■ WHAT YOU NEED TO DO:
State how many lines in the entries below include the string "airplane", and give nothing beyond that number.

■ MATERIAL FOR THIS EXERCISE:

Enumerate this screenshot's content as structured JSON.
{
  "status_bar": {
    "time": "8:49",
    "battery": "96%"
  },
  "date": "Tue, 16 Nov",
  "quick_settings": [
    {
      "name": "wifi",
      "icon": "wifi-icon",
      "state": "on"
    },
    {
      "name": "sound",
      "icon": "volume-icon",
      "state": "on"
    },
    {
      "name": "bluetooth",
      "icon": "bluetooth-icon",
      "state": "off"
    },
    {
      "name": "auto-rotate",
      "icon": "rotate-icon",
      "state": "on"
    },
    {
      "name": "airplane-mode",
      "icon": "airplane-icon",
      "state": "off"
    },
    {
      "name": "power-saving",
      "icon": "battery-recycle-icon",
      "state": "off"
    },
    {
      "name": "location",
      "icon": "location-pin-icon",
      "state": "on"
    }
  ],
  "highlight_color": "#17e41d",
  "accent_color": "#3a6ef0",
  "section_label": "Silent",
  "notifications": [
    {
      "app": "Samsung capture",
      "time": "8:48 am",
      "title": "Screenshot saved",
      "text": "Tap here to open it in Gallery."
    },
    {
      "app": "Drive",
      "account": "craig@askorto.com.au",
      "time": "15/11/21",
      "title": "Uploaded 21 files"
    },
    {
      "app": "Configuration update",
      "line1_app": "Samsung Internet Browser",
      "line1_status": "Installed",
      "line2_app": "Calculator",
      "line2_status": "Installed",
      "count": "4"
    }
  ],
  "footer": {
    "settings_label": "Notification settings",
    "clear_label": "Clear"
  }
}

■ RESULT FOR THIS TASK:
2